The main “legal” guarantee of independence, he writes, boils down to Congress’ legal establishment of the FBI Director’s term as ten years – in theory, protecting the Director from being fired and giving them political protection to pursue justice independently of the politicians. Except, well, when the Director gets fired anyway. That creates political consequences for the President, but the President’s two main political pressures are re-election and the threat of impeachment. Impeachment is a fairly hollow threat; we’ve never removed a President for it and depending on how the parties are aligned, you can pretty much be assured of immunity from anything less the Entirely Egregious.

He goes on to write:

“Every presidency since Watergate has embraced policies for preserving DOJ and FBI independence from the President in certain law enforcement and intelligence matters. These internal regulations and memoranda, and the norms they foster, acknowledge the President’s ultimate power and responsibility for law enforcement and intelligence while at the same time recognizing that in certain matters, the Executive branch needs internal divisions of authority that achieve a type of independence from presidential control.”

Sure… it’s traditional to make Justice independent, but it isn’t legal. It’s like the Royal Assent, except that in the US we don’t lean on “tradition” for our actual laws. We lean on what’s been written down, and what’s been set as Supreme Court precedent.

He goes on:

“A related check on the President that has been developed and nurtured as a result of these post-Watergate regulations and practices are the cultural self-understandings of DOJ and FBI officials, including (many) political appointees. These men and women share a professional and departmental commitment to the rule of law, one component of which is resistance to politicized influence by the President on their operations.”

Yeah, absolutely. Practices, not laws; resistance, not legal protection.

The author goes on to cite other traditions and practices, and I want to be clear that I’m not trying to render a legal opinion. I’m pointing out that, for all our reliance on written-down laws and enumerated rights and restrictions, the “independence of the Justice Department” relies on tradition and practice, not on laws. Articles like that cite past practice; they don’t say, “well, CFR Part Eleventeen, Section Eight, clearly spells this out,” because there is no law.

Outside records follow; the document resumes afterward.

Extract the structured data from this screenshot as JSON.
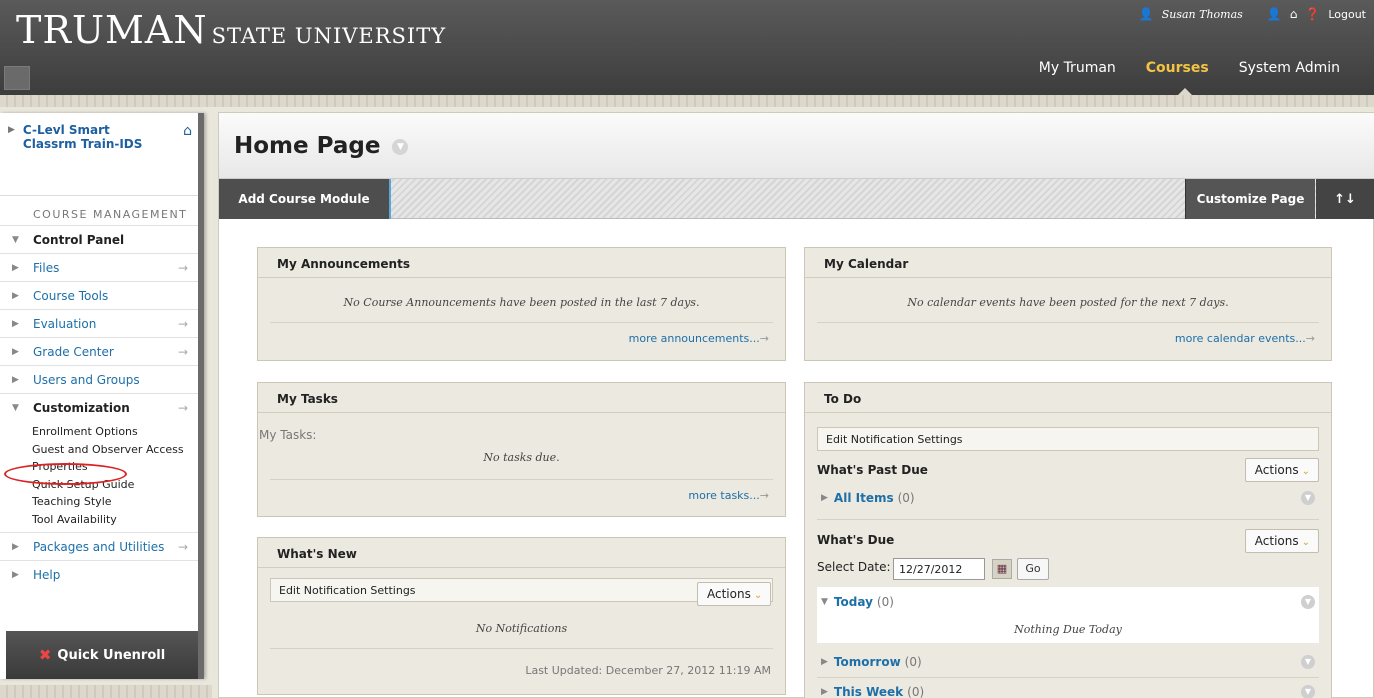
{
  "header": {
    "logo_main": "TRUMAN",
    "logo_sub": "STATE UNIVERSITY",
    "user_name": "Susan Thomas",
    "logout": "Logout",
    "nav": [
      "My Truman",
      "Courses",
      "System Admin"
    ],
    "active_nav": "Courses"
  },
  "sidebar": {
    "course_title": "C-Levl Smart Classrm Train-IDS",
    "section_heading": "COURSE MANAGEMENT",
    "control_panel": "Control Panel",
    "items": [
      {
        "label": "Files"
      },
      {
        "label": "Course Tools"
      },
      {
        "label": "Evaluation"
      },
      {
        "label": "Grade Center"
      },
      {
        "label": "Users and Groups"
      }
    ],
    "customization": "Customization",
    "customization_items": [
      "Enrollment Options",
      "Guest and Observer Access",
      "Properties",
      "Quick Setup Guide",
      "Teaching Style",
      "Tool Availability"
    ],
    "packages": "Packages and Utilities",
    "help": "Help",
    "quick_unenroll": "Quick Unenroll"
  },
  "main": {
    "title": "Home Page",
    "add_module": "Add Course Module",
    "customize": "Customize Page",
    "sort_icon": "↑↓"
  },
  "announcements": {
    "title": "My Announcements",
    "message": "No Course Announcements have been posted in the last 7 days.",
    "more": "more announcements..."
  },
  "calendar": {
    "title": "My Calendar",
    "message": "No calendar events have been posted for the next 7 days.",
    "more": "more calendar events..."
  },
  "tasks": {
    "title": "My Tasks",
    "label": "My Tasks:",
    "message": "No tasks due.",
    "more": "more tasks..."
  },
  "whats_new": {
    "title": "What's New",
    "edit": "Edit Notification Settings",
    "actions": "Actions",
    "message": "No Notifications",
    "updated": "Last Updated: December 27, 2012 11:19 AM"
  },
  "todo": {
    "title": "To Do",
    "edit": "Edit Notification Settings",
    "past_due": "What's Past Due",
    "actions": "Actions",
    "all_items": "All Items",
    "all_items_count": "(0)",
    "whats_due": "What's Due",
    "select_date_label": "Select Date:",
    "date": "12/27/2012",
    "go": "Go",
    "today": "Today",
    "today_count": "(0)",
    "nothing_due": "Nothing Due Today",
    "tomorrow": "Tomorrow",
    "tomorrow_count": "(0)",
    "this_week": "This Week",
    "this_week_count": "(0)"
  }
}
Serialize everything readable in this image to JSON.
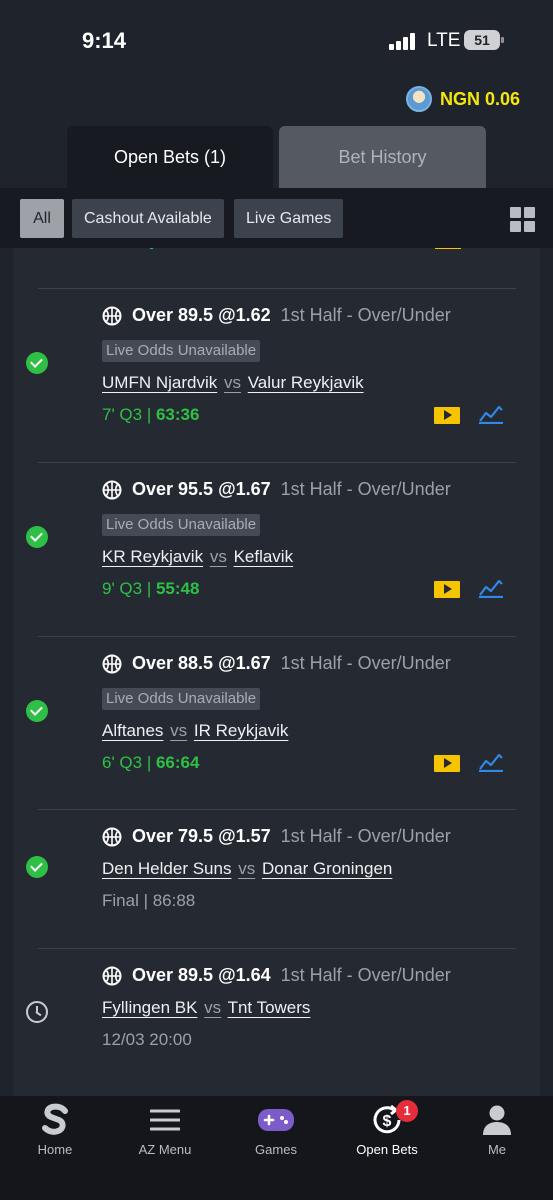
{
  "status_bar": {
    "time": "9:14",
    "network": "LTE",
    "battery": "51"
  },
  "balance": {
    "text": "NGN 0.06"
  },
  "tabs": [
    {
      "label": "Open Bets (1)",
      "active": true
    },
    {
      "label": "Bet History",
      "active": false
    }
  ],
  "filters": [
    {
      "label": "All",
      "active": true
    },
    {
      "label": "Cashout Available",
      "active": false
    },
    {
      "label": "Live Games",
      "active": false
    }
  ],
  "bets": [
    {
      "selection": "Over 89.5 @1.62",
      "market": "1st Half  -  Over/Under",
      "badge": "Live Odds Unavailable",
      "home": "UMFN Njardvik",
      "vs": "vs",
      "away": "Valur Reykjavik",
      "period": "7' Q3 | ",
      "score": "63:36",
      "state": "won"
    },
    {
      "selection": "Over 95.5 @1.67",
      "market": "1st Half  -  Over/Under",
      "badge": "Live Odds Unavailable",
      "home": "KR Reykjavik",
      "vs": "vs",
      "away": "Keflavik",
      "period": "9' Q3 | ",
      "score": "55:48",
      "state": "won"
    },
    {
      "selection": "Over 88.5 @1.67",
      "market": "1st Half  -  Over/Under",
      "badge": "Live Odds Unavailable",
      "home": "Alftanes",
      "vs": "vs",
      "away": "IR Reykjavik",
      "period": "6' Q3 | ",
      "score": "66:64",
      "state": "won"
    },
    {
      "selection": "Over 79.5 @1.57",
      "market": "1st Half  -  Over/Under",
      "home": "Den Helder Suns",
      "vs": "vs",
      "away": "Donar Groningen",
      "result": "Final | 86:88",
      "state": "won"
    },
    {
      "selection": "Over 89.5 @1.64",
      "market": "1st Half  -  Over/Under",
      "home": "Fyllingen BK",
      "vs": "vs",
      "away": "Tnt Towers",
      "kickoff": "12/03 20:00",
      "state": "pending"
    }
  ],
  "nav": [
    {
      "label": "Home",
      "icon": "sportybet-logo-icon"
    },
    {
      "label": "AZ Menu",
      "icon": "menu-icon"
    },
    {
      "label": "Games",
      "icon": "gamepad-icon"
    },
    {
      "label": "Open Bets",
      "icon": "open-bets-icon",
      "badge": "1",
      "active": true
    },
    {
      "label": "Me",
      "icon": "user-icon"
    }
  ],
  "colors": {
    "accent_green": "#2ec045",
    "balance_yellow": "#f5e70e",
    "notif_red": "#e52d3b",
    "tv_yellow": "#f7c400",
    "trend_blue": "#2f89e8"
  }
}
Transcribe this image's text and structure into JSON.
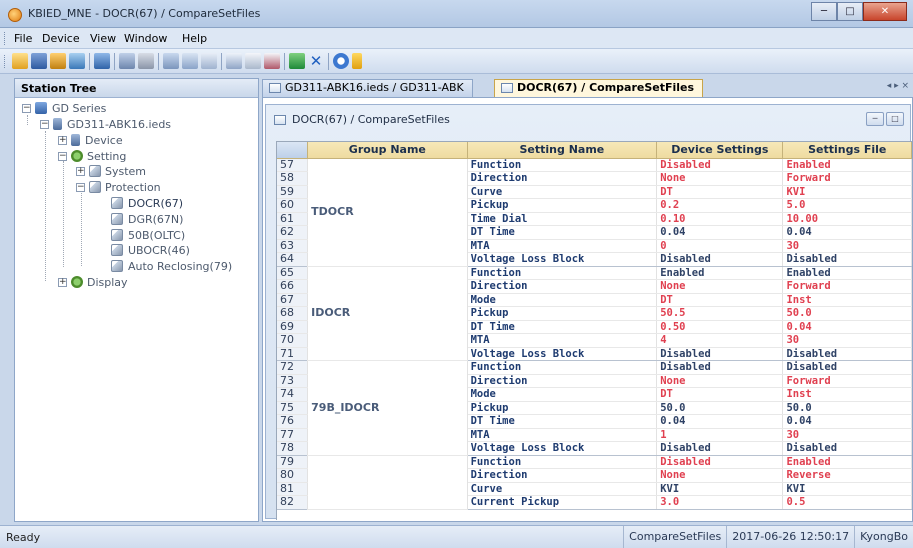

The point is that the “independence” of the Justice Department is a blind spot in the US government. We might normally permit the Justice Department to operate independently, but that’s only as long as the Executive permits it; Trump is far from the first President to push the boundaries. In fact, the Inspector General position was established by Congress largely in response to the Nixon Watergate scandal; given that the IG reports to Congress, it’s seen as part of Congress’ Constitutional authority to exercise oversight over the Executive branch.

But Congress’ oversight doesn’t necessarily amount to much. The President, as far as we know, can’t be charged with crimes while in office; Congress’ sole “check” on Presidential abuse is impeachment. But impeachment isn’t a legal process: it’s a political one, and it is (probably justifiably) rarely used and (so far) never successful.

I personally find it fascinating, as a point of law. We actually have a lot of artifacts in our legal system that exist due to tradition and practice, rather than codified laws, but the “independence” of the Justice Department is unique to me because it’s so highly placed. Looking at things like the IG, the FBI Director’s Congressionally mandated 10 year term, and other things, it feels like we want to put some legal independence around the Justice Department, but we’ve never really been able to do so. True independence could probably only come from a Constitutional amendment, but I think people struggle to create one that would accomplish the goal without creating worse problems.

But I guess the message is this: the UK has never modified its Royal Assent, because it hasn’t been abused. If we in the US feel that we want an independent Justice Department, and if we feel tradition isn’t enough to ensure it, then we should adjust our laws accordingly.